A few years ago, the first lump of plutonium scientists ever made on Earth was removed from display in Berkeley's Lawrence Hall of Science and then forgotten about. Berkeley physicists think they've finally found it again–thankfully before it got thrown out as radioactive waste.

This precious lump of plutonium dates back to 1941. Plutonium doesn't exist naturally on Earth, except in trace amounts. So to study plutonium, scientists first had to make it. Berkeley physicist Glenn Seaborg got access to a newly built cyclotron, where he and his collaborators bombarded uranium with neutrons. The material then decays into the new element of plutonium.

After a year, they had enough plutonium for the first sample large enough to weigh. It was all of 2.77 micrograms.

Seaborg would go on to win a Nobel Prize for his discovery of plutonium and other transuranium elements. The room where he did his work in Gilman Hall has since become a U.S. National Historic Landmark. That historic sample was converted into plutonium oxide and placed in a glass tube, where it was put on display in Berkeley's Lawrence Hall of Science.

In the late 2000s, however, the plutonium sample removed from display due to some changes in the exhibit space. The sample put away—except the paper trail had disappeared. Some time later, a box labeled "First sample of Pu weighed" was found at the Berkeley's Hazardous Material Facility, a waystation for hazardous waste. Thankfully, a knowledgable eye saw it and discerned its historical value.


The label's claim was promising, but how could we prove that this was actually Seaborg's sample? With science, of course. The Physics ArXiv Blog explains:

It turns out that plutonium created in a cyclotron is very different from most plutonium, which is created inside nuclear reactors and then separated from spent nuclear fuel. That's because this stuff always contains another isotope, plutonium-241.

This is a half-life of just over 14 years and decays into americium-241. So samples of plutonium from nuclear reactors, always contain americium-241 in amounts that grow over time. What's more, Am-241 in turn decays producing gamma rays with an energy of 59 kiloelectron volts.


Eric Norman's lab at Berkeley's Department of Nuclear Engineering monitored the sample for gamma rays with an energy of 59 kiloelectron volts. They didn't find any, meaning the sample was most likely created in a cyclotron like Seaborg's. In addition, the mass matches up. The evidence all points toward this being the missing plutonium.

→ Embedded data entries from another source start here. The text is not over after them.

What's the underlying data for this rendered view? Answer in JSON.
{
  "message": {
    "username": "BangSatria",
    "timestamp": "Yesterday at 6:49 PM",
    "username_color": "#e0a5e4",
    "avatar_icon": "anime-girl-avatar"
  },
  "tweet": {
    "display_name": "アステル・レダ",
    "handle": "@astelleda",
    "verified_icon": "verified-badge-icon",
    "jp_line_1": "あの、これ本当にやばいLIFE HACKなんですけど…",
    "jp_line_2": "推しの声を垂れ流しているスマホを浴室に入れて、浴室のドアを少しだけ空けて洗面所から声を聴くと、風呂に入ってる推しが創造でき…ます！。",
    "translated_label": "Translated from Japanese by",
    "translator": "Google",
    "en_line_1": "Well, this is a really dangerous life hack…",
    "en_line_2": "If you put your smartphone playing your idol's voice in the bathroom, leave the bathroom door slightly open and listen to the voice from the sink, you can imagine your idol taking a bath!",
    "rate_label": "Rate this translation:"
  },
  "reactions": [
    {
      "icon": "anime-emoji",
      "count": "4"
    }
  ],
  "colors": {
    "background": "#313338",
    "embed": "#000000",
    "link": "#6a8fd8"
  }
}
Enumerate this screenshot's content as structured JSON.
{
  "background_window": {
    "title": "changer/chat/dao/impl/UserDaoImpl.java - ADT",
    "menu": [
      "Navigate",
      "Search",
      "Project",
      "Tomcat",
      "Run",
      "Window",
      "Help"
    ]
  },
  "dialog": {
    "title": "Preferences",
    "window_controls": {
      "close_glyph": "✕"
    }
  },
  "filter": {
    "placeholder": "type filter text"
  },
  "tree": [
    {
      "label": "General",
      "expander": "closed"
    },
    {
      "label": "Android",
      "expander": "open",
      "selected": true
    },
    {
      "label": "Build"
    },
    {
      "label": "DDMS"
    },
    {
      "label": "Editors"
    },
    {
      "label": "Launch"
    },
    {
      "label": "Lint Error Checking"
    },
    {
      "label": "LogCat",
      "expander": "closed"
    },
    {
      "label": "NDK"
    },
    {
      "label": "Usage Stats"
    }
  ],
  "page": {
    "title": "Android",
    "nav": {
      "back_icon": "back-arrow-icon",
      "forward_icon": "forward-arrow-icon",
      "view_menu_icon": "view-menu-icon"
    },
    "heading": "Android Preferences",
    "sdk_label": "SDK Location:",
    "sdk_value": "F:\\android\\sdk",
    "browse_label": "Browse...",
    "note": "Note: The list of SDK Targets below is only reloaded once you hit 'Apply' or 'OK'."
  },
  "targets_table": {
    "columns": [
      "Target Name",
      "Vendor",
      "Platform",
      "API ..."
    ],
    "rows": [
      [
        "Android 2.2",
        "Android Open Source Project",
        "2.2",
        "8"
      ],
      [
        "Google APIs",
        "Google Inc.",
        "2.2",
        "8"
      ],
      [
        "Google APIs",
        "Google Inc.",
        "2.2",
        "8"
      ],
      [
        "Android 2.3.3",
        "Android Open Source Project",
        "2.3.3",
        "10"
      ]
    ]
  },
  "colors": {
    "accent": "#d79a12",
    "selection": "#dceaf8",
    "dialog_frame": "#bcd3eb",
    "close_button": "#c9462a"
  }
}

Now that Seaborg's sample has been recovered, there's talk of putting it back on display in his former office in Gilman Hall—perhaps a more fitting place than the trash bin. [The Physics ArXiv Blog]

This post has been corrected to reflect how the plutonium was stored and why the plutonium was removed from display.


Top image: Norman et al.